Crowdsourcing the Researchers
I’m a fan of crowdsourcing, and of knowledge management. Combining the two is like putting peanut butter and chocolate together and coming up with a two great things that work well together. WestSearch crowdsources the WLN users by monitoring key actions after the search results are returned. WestSearch takes actions like ‘print’, ‘save’, ‘folder’, and ‘view’ that a searcher performs and logs that information for future reference. If another researcher runs a similar search later, the actions from the previous users is taken into account and the results are influenced by those previous user actions to potentially rank items higher or lower in the results list. The thoughts behind leveraging previous user actions against search results is that the ‘crowd’ will tend to identify and use the same documents when searching specific legal issues. When pressed on this, the Cobalt team said that actions like ‘print all’ or ‘save all’ are not logged because they are looking for specificity over generality. Also, because it is a ‘crowd’ based view, the law student that doesn’t understand the issue and picks less valuable documents will have little influence because the majority of the crowd will choose the ‘best’ documents over and over again, thus improving the algorithm.
What’s the Future?

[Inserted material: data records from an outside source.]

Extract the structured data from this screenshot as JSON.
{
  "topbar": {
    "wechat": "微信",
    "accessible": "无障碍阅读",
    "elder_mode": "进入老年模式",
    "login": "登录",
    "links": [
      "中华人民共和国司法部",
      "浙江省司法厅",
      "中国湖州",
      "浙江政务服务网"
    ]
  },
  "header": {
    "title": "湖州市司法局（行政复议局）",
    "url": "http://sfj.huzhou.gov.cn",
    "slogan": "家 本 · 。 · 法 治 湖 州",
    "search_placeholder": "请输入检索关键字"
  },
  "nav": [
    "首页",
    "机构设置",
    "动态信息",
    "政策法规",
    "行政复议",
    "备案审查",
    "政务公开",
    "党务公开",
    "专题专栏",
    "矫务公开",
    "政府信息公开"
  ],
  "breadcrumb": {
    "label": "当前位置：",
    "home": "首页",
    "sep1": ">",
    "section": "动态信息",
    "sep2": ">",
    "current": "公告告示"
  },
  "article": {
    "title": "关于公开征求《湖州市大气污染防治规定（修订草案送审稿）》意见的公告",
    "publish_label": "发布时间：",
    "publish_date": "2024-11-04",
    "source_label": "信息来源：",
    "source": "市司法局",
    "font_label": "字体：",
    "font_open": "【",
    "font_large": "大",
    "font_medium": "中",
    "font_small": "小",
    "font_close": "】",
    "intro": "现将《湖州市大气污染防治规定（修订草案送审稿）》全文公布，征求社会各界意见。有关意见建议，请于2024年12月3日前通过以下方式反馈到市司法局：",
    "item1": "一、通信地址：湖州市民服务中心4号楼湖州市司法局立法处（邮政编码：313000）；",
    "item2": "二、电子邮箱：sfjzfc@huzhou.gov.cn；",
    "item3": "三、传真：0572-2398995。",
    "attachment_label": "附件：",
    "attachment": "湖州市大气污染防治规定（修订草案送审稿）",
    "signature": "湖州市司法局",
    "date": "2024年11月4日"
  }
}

It will be interesting to watch as this rolls out and WLN adds more and more databases to the system. I will be really interested to see what happens when the “news” portion is integrated and how that will affect the WestSearch algorithm on ‘new’ or ‘hot’ topics that pop up from time to time. I look forward to watching this approach of leveraging existing knowledge in an advanced algorithm to see if it does get ‘smarter’ over time. I’ll also be interested in seeing if WLN can improve its existing West km product (which will still work with WLN), and the ‘foldering’ features that could actually make WLN an additional in-house KM resource.